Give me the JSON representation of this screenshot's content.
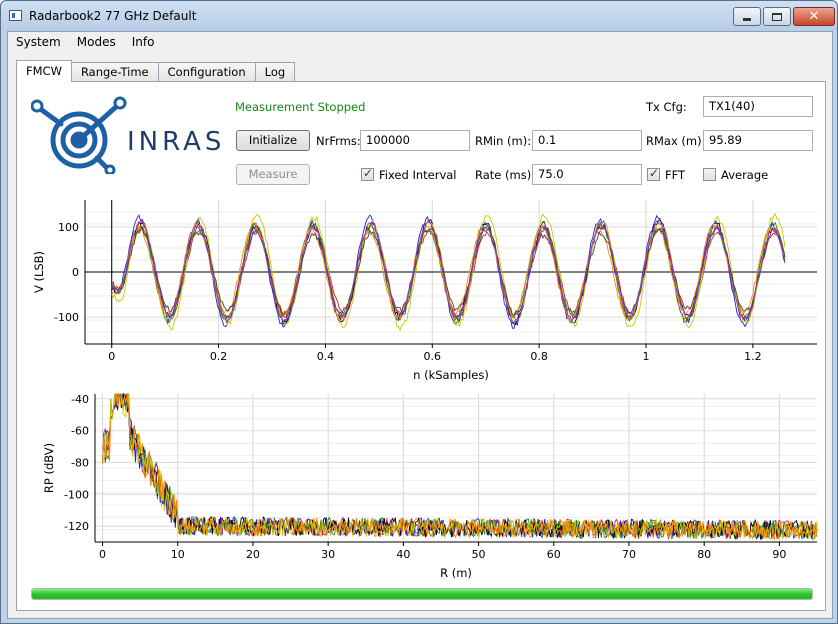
{
  "window": {
    "title": "Radarbook2 77 GHz Default"
  },
  "menu": [
    "System",
    "Modes",
    "Info"
  ],
  "tabs": [
    "FMCW",
    "Range-Time",
    "Configuration",
    "Log"
  ],
  "logo": {
    "text": "INRAS",
    "color": "#1e5fa6"
  },
  "status": {
    "text": "Measurement Stopped",
    "color": "#118811"
  },
  "controls": {
    "initialize_label": "Initialize",
    "measure_label": "Measure",
    "nrfrms_label": "NrFrms:",
    "nrfrms_value": "100000",
    "rmin_label": "RMin (m):",
    "rmin_value": "0.1",
    "rmax_label": "RMax (m):",
    "rmax_value": "95.89",
    "txcfg_label": "Tx Cfg:",
    "txcfg_value": "TX1(40)",
    "fixed_interval_label": "Fixed Interval",
    "fixed_interval_checked": true,
    "rate_label": "Rate (ms):",
    "rate_value": "75.0",
    "fft_label": "FFT",
    "fft_checked": true,
    "average_label": "Average",
    "average_checked": false
  },
  "progress": {
    "value": 1.0,
    "color": "#2fc52f"
  },
  "chart_data": [
    {
      "type": "line",
      "title": "",
      "xlabel": "n (kSamples)",
      "ylabel": "V (LSB)",
      "xlim": [
        -0.05,
        1.32
      ],
      "ylim": [
        -160,
        160
      ],
      "xticks": [
        0,
        0.2,
        0.4,
        0.6,
        0.8,
        1,
        1.2
      ],
      "xtick_labels": [
        "0",
        "0.2",
        "0.4",
        "0.6",
        "0.8",
        "1",
        "1.2"
      ],
      "yticks": [
        -100,
        0,
        100
      ],
      "ytick_labels": [
        "-100",
        "0",
        "100"
      ],
      "grid": true,
      "series_desc": "8 channel sinusoids, ~11.7 cycles over 0–1.26 kSamples, amplitude ~100",
      "series": [
        {
          "color": "#000000",
          "amplitude": 105,
          "phase": 0.0
        },
        {
          "color": "#2222cc",
          "amplitude": 112,
          "phase": 0.1
        },
        {
          "color": "#cc2222",
          "amplitude": 95,
          "phase": -0.08
        },
        {
          "color": "#228822",
          "amplitude": 100,
          "phase": 0.05
        },
        {
          "color": "#c8c800",
          "amplitude": 118,
          "phase": -0.12
        },
        {
          "color": "#ff8800",
          "amplitude": 98,
          "phase": 0.15
        },
        {
          "color": "#444444",
          "amplitude": 90,
          "phase": -0.04
        },
        {
          "color": "#9933cc",
          "amplitude": 102,
          "phase": 0.02
        }
      ],
      "x_end": 1.26,
      "cycles": 11.7
    },
    {
      "type": "line",
      "title": "",
      "xlabel": "R (m)",
      "ylabel": "RP (dBV)",
      "xlim": [
        -1,
        95
      ],
      "ylim": [
        -130,
        -37
      ],
      "xticks": [
        0,
        10,
        20,
        30,
        40,
        50,
        60,
        70,
        80,
        90
      ],
      "xtick_labels": [
        "0",
        "10",
        "20",
        "30",
        "40",
        "50",
        "60",
        "70",
        "80",
        "90"
      ],
      "yticks": [
        -120,
        -100,
        -80,
        -60,
        -40
      ],
      "ytick_labels": [
        "-120",
        "-100",
        "-80",
        "-60",
        "-40"
      ],
      "grid": true,
      "peak": {
        "x": 2.3,
        "y": -42
      },
      "noise_floor": -122,
      "series": [
        {
          "color": "#cc2222"
        },
        {
          "color": "#2222cc"
        },
        {
          "color": "#228822"
        },
        {
          "color": "#000000"
        },
        {
          "color": "#c8c800"
        },
        {
          "color": "#ff8800"
        }
      ]
    }
  ]
}
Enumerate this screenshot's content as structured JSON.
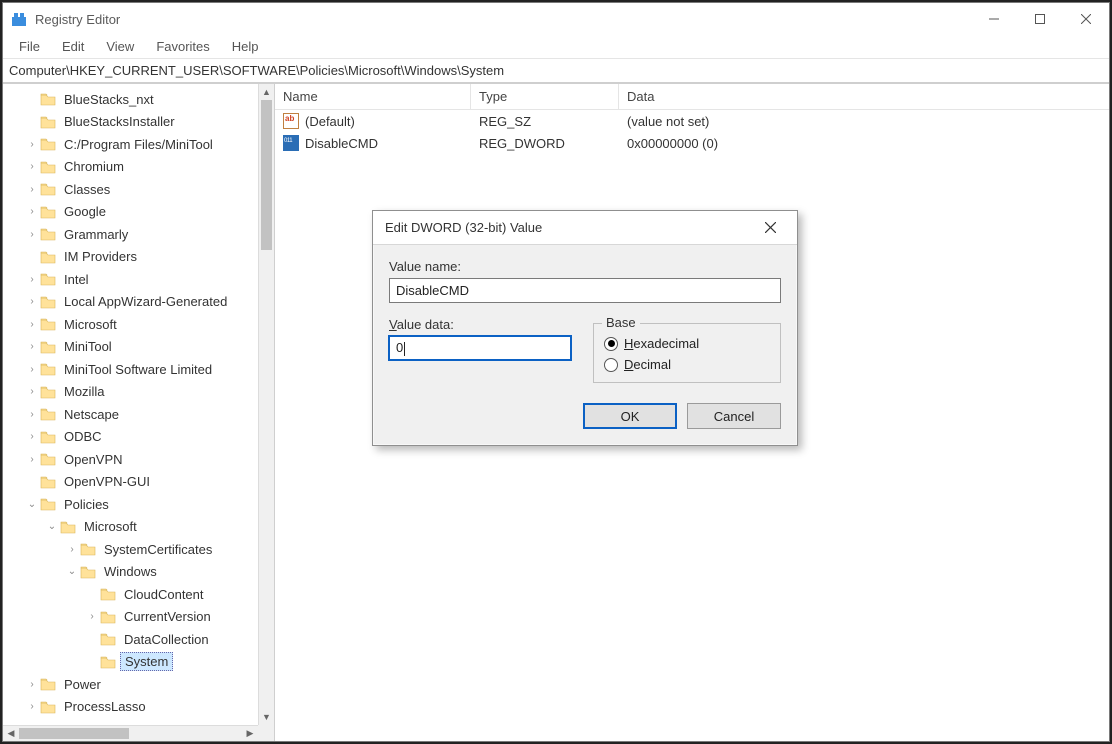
{
  "window": {
    "title": "Registry Editor"
  },
  "menu": {
    "file": "File",
    "edit": "Edit",
    "view": "View",
    "favorites": "Favorites",
    "help": "Help"
  },
  "address": "Computer\\HKEY_CURRENT_USER\\SOFTWARE\\Policies\\Microsoft\\Windows\\System",
  "columns": {
    "name": "Name",
    "type": "Type",
    "data": "Data"
  },
  "values": [
    {
      "name": "(Default)",
      "type": "REG_SZ",
      "data": "(value not set)",
      "iconClass": "val-icon-ab"
    },
    {
      "name": "DisableCMD",
      "type": "REG_DWORD",
      "data": "0x00000000 (0)",
      "iconClass": "val-icon-dw"
    }
  ],
  "tree": [
    {
      "indent": 1,
      "expander": " ",
      "label": "BlueStacks_nxt"
    },
    {
      "indent": 1,
      "expander": " ",
      "label": "BlueStacksInstaller"
    },
    {
      "indent": 1,
      "expander": ">",
      "label": "C:/Program Files/MiniTool"
    },
    {
      "indent": 1,
      "expander": ">",
      "label": "Chromium"
    },
    {
      "indent": 1,
      "expander": ">",
      "label": "Classes"
    },
    {
      "indent": 1,
      "expander": ">",
      "label": "Google"
    },
    {
      "indent": 1,
      "expander": ">",
      "label": "Grammarly"
    },
    {
      "indent": 1,
      "expander": " ",
      "label": "IM Providers"
    },
    {
      "indent": 1,
      "expander": ">",
      "label": "Intel"
    },
    {
      "indent": 1,
      "expander": ">",
      "label": "Local AppWizard-Generated"
    },
    {
      "indent": 1,
      "expander": ">",
      "label": "Microsoft"
    },
    {
      "indent": 1,
      "expander": ">",
      "label": "MiniTool"
    },
    {
      "indent": 1,
      "expander": ">",
      "label": "MiniTool Software Limited"
    },
    {
      "indent": 1,
      "expander": ">",
      "label": "Mozilla"
    },
    {
      "indent": 1,
      "expander": ">",
      "label": "Netscape"
    },
    {
      "indent": 1,
      "expander": ">",
      "label": "ODBC"
    },
    {
      "indent": 1,
      "expander": ">",
      "label": "OpenVPN"
    },
    {
      "indent": 1,
      "expander": " ",
      "label": "OpenVPN-GUI"
    },
    {
      "indent": 1,
      "expander": "v",
      "label": "Policies"
    },
    {
      "indent": 2,
      "expander": "v",
      "label": "Microsoft"
    },
    {
      "indent": 3,
      "expander": ">",
      "label": "SystemCertificates"
    },
    {
      "indent": 3,
      "expander": "v",
      "label": "Windows"
    },
    {
      "indent": 4,
      "expander": " ",
      "label": "CloudContent"
    },
    {
      "indent": 4,
      "expander": ">",
      "label": "CurrentVersion"
    },
    {
      "indent": 4,
      "expander": " ",
      "label": "DataCollection"
    },
    {
      "indent": 4,
      "expander": " ",
      "label": "System",
      "selected": true
    },
    {
      "indent": 1,
      "expander": ">",
      "label": "Power"
    },
    {
      "indent": 1,
      "expander": ">",
      "label": "ProcessLasso"
    }
  ],
  "dialog": {
    "title": "Edit DWORD (32-bit) Value",
    "valueNameLabel": "Value name:",
    "valueName": "DisableCMD",
    "valueDataLabel": "Value data:",
    "valueData": "0",
    "baseLabel": "Base",
    "hexLabel": "Hexadecimal",
    "decLabel": "Decimal",
    "ok": "OK",
    "cancel": "Cancel"
  }
}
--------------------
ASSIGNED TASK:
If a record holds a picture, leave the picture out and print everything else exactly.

EXERCISE SOLUTION:
Give me the JSON representation of this screenshot's content.
{
  "window": {
    "title": "Radarbook2 77 GHz Default"
  },
  "menu": [
    "System",
    "Modes",
    "Info"
  ],
  "tabs": [
    "FMCW",
    "Range-Time",
    "Configuration",
    "Log"
  ],
  "logo": {
    "text": "INRAS",
    "color": "#1e5fa6"
  },
  "status": {
    "text": "Measurement Stopped",
    "color": "#118811"
  },
  "controls": {
    "initialize_label": "Initialize",
    "measure_label": "Measure",
    "nrfrms_label": "NrFrms:",
    "nrfrms_value": "100000",
    "rmin_label": "RMin (m):",
    "rmin_value": "0.1",
    "rmax_label": "RMax (m):",
    "rmax_value": "95.89",
    "txcfg_label": "Tx Cfg:",
    "txcfg_value": "TX1(40)",
    "fixed_interval_label": "Fixed Interval",
    "fixed_interval_checked": true,
    "rate_label": "Rate (ms):",
    "rate_value": "75.0",
    "fft_label": "FFT",
    "fft_checked": true,
    "average_label": "Average",
    "average_checked": false
  },
  "progress": {
    "value": 1.0,
    "color": "#2fc52f"
  },
  "chart_data": [
    {
      "type": "line",
      "title": "",
      "xlabel": "n (kSamples)",
      "ylabel": "V (LSB)",
      "xlim": [
        -0.05,
        1.32
      ],
      "ylim": [
        -160,
        160
      ],
      "xticks": [
        0,
        0.2,
        0.4,
        0.6,
        0.8,
        1,
        1.2
      ],
      "xtick_labels": [
        "0",
        "0.2",
        "0.4",
        "0.6",
        "0.8",
        "1",
        "1.2"
      ],
      "yticks": [
        -100,
        0,
        100
      ],
      "ytick_labels": [
        "-100",
        "0",
        "100"
      ],
      "grid": true,
      "series_desc": "8 channel sinusoids, ~11.7 cycles over 0–1.26 kSamples, amplitude ~100",
      "series": [
        {
          "color": "#000000",
          "amplitude": 105,
          "phase": 0.0
        },
        {
          "color": "#2222cc",
          "amplitude": 112,
          "phase": 0.1
        },
        {
          "color": "#cc2222",
          "amplitude": 95,
          "phase": -0.08
        },
        {
          "color": "#228822",
          "amplitude": 100,
          "phase": 0.05
        },
        {
          "color": "#c8c800",
          "amplitude": 118,
          "phase": -0.12
        },
        {
          "color": "#ff8800",
          "amplitude": 98,
          "phase": 0.15
        },
        {
          "color": "#444444",
          "amplitude": 90,
          "phase": -0.04
        },
        {
          "color": "#9933cc",
          "amplitude": 102,
          "phase": 0.02
        }
      ],
      "x_end": 1.26,
      "cycles": 11.7
    },
    {
      "type": "line",
      "title": "",
      "xlabel": "R (m)",
      "ylabel": "RP (dBV)",
      "xlim": [
        -1,
        95
      ],
      "ylim": [
        -130,
        -37
      ],
      "xticks": [
        0,
        10,
        20,
        30,
        40,
        50,
        60,
        70,
        80,
        90
      ],
      "xtick_labels": [
        "0",
        "10",
        "20",
        "30",
        "40",
        "50",
        "60",
        "70",
        "80",
        "90"
      ],
      "yticks": [
        -120,
        -100,
        -80,
        -60,
        -40
      ],
      "ytick_labels": [
        "-120",
        "-100",
        "-80",
        "-60",
        "-40"
      ],
      "grid": true,
      "peak": {
        "x": 2.3,
        "y": -42
      },
      "noise_floor": -122,
      "series": [
        {
          "color": "#cc2222"
        },
        {
          "color": "#2222cc"
        },
        {
          "color": "#228822"
        },
        {
          "color": "#000000"
        },
        {
          "color": "#c8c800"
        },
        {
          "color": "#ff8800"
        }
      ]
    }
  ]
}
Enumerate this screenshot's content as structured JSON.
{
  "window": {
    "title": "Registry Editor"
  },
  "menu": {
    "file": "File",
    "edit": "Edit",
    "view": "View",
    "favorites": "Favorites",
    "help": "Help"
  },
  "address": "Computer\\HKEY_CURRENT_USER\\SOFTWARE\\Policies\\Microsoft\\Windows\\System",
  "columns": {
    "name": "Name",
    "type": "Type",
    "data": "Data"
  },
  "values": [
    {
      "name": "(Default)",
      "type": "REG_SZ",
      "data": "(value not set)",
      "iconClass": "val-icon-ab"
    },
    {
      "name": "DisableCMD",
      "type": "REG_DWORD",
      "data": "0x00000000 (0)",
      "iconClass": "val-icon-dw"
    }
  ],
  "tree": [
    {
      "indent": 1,
      "expander": " ",
      "label": "BlueStacks_nxt"
    },
    {
      "indent": 1,
      "expander": " ",
      "label": "BlueStacksInstaller"
    },
    {
      "indent": 1,
      "expander": ">",
      "label": "C:/Program Files/MiniTool"
    },
    {
      "indent": 1,
      "expander": ">",
      "label": "Chromium"
    },
    {
      "indent": 1,
      "expander": ">",
      "label": "Classes"
    },
    {
      "indent": 1,
      "expander": ">",
      "label": "Google"
    },
    {
      "indent": 1,
      "expander": ">",
      "label": "Grammarly"
    },
    {
      "indent": 1,
      "expander": " ",
      "label": "IM Providers"
    },
    {
      "indent": 1,
      "expander": ">",
      "label": "Intel"
    },
    {
      "indent": 1,
      "expander": ">",
      "label": "Local AppWizard-Generated"
    },
    {
      "indent": 1,
      "expander": ">",
      "label": "Microsoft"
    },
    {
      "indent": 1,
      "expander": ">",
      "label": "MiniTool"
    },
    {
      "indent": 1,
      "expander": ">",
      "label": "MiniTool Software Limited"
    },
    {
      "indent": 1,
      "expander": ">",
      "label": "Mozilla"
    },
    {
      "indent": 1,
      "expander": ">",
      "label": "Netscape"
    },
    {
      "indent": 1,
      "expander": ">",
      "label": "ODBC"
    },
    {
      "indent": 1,
      "expander": ">",
      "label": "OpenVPN"
    },
    {
      "indent": 1,
      "expander": " ",
      "label": "OpenVPN-GUI"
    },
    {
      "indent": 1,
      "expander": "v",
      "label": "Policies"
    },
    {
      "indent": 2,
      "expander": "v",
      "label": "Microsoft"
    },
    {
      "indent": 3,
      "expander": ">",
      "label": "SystemCertificates"
    },
    {
      "indent": 3,
      "expander": "v",
      "label": "Windows"
    },
    {
      "indent": 4,
      "expander": " ",
      "label": "CloudContent"
    },
    {
      "indent": 4,
      "expander": ">",
      "label": "CurrentVersion"
    },
    {
      "indent": 4,
      "expander": " ",
      "label": "DataCollection"
    },
    {
      "indent": 4,
      "expander": " ",
      "label": "System",
      "selected": true
    },
    {
      "indent": 1,
      "expander": ">",
      "label": "Power"
    },
    {
      "indent": 1,
      "expander": ">",
      "label": "ProcessLasso"
    }
  ],
  "dialog": {
    "title": "Edit DWORD (32-bit) Value",
    "valueNameLabel": "Value name:",
    "valueName": "DisableCMD",
    "valueDataLabel": "Value data:",
    "valueData": "0",
    "baseLabel": "Base",
    "hexLabel": "Hexadecimal",
    "decLabel": "Decimal",
    "ok": "OK",
    "cancel": "Cancel"
  }
}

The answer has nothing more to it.